There are various pieces of legislation that cover ownership, control and the care of dogs but the main one attracting public attention is the Dangerous Dogs Act 1991. Introduced in August 1991 this followed a spate of high profile dog bites.
The legislation contained in the Dangerous Dogs Act 1991 bans four types of dog:
- Pit Bull Terrier
- Fila Brasiliaro
- Dogo Argentino
- Japanese Tosa
It is illegal for anyone to breed, sell, exchange, advertise or expose for sale, make or offer such a dog as a gift, allow such a dog in public without a lead and muzzle, abandon, or be in possession of any one of these dogs.
This specific piece of legislation makes it a criminal offence for the owner or person in charge of the dog to allow the dog to be dangerously out of control in a public place, a place where it is not permitted to be and some other areas.
“Dangerously out of control” is widely interpreted and could include something as simple as your dog chasing, barking at or jumping up at a person.

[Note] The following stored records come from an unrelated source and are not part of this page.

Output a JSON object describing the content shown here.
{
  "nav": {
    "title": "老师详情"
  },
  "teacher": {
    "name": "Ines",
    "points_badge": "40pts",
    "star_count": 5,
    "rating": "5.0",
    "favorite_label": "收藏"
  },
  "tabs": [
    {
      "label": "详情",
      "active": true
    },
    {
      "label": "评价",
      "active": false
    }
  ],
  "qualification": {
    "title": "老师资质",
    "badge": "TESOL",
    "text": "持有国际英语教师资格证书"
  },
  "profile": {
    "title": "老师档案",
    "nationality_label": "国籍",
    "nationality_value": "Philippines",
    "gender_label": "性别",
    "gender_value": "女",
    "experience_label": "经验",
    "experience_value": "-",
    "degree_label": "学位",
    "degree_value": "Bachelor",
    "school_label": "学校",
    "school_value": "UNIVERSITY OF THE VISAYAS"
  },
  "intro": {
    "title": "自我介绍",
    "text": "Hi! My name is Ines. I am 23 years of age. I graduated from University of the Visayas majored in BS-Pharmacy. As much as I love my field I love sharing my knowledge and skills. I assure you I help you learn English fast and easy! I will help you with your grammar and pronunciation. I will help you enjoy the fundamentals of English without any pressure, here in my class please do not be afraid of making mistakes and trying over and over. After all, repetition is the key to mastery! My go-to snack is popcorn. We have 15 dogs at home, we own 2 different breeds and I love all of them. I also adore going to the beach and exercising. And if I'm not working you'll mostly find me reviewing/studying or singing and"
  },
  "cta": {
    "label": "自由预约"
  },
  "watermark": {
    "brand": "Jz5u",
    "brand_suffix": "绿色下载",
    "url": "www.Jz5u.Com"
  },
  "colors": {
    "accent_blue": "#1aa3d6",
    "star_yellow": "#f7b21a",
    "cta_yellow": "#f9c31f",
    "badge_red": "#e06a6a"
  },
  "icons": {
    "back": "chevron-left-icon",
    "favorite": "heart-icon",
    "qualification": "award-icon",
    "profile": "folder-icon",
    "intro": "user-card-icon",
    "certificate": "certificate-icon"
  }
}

You should therefore always ensure your dog is under control at all times.
If your dog does injure a person it may be seized by the Police and various penalties follow from that including a prison sentence and/or a ban on keeping dogs. There is also a presumption your dog will be destroyed and you will have to persuade the Court that the dog is not a danger to the public, in which case it may be subject to various orders such as wearing a muzzle at all times and you will have to pay a fine, compensation and prosecution costs.
If you are the owner of a dog and any complaint has been made against you, it is strongly recommended you take legal advice.
Following the recent spate of attacks, there are proposals going through Parliament to change the law on Dangerous Dogs. The proposals mean that dog owners in England and Wales will no longer be immune from prosecution for attacks on their own property and people could face a two year jail sentence if their animals are found to be dangerously out of control in their own or others home. The law currently only covers attacks in public places and prohibited areas and has meant owners have escaped prosecution, in particular the recent death of Jade Anderson.
The changes are to close down a loophole in the law whereby people have escaped prosecution. Unions representing postal, utility and delivery staff have been arguing for these changes in the law for many years. Most attacks on postal workers have taken place on private property meaning no prosecutions have followed.
At the first sign of trouble with a specific dog the new proposals would provide local authorities with Dog Control Notices. This would allow authorities to deal with animals before they become a danger to the public. Owners can be ordered to leash or muzzle their dogs and also ordered to take training courses. These changes will make it clear that the Courts have the right to take into account the character of the owner as well as the temperament and past behaviour of the dog.
The Government is bringing in compulsory micro chipping for all dogs from 6th April 2016.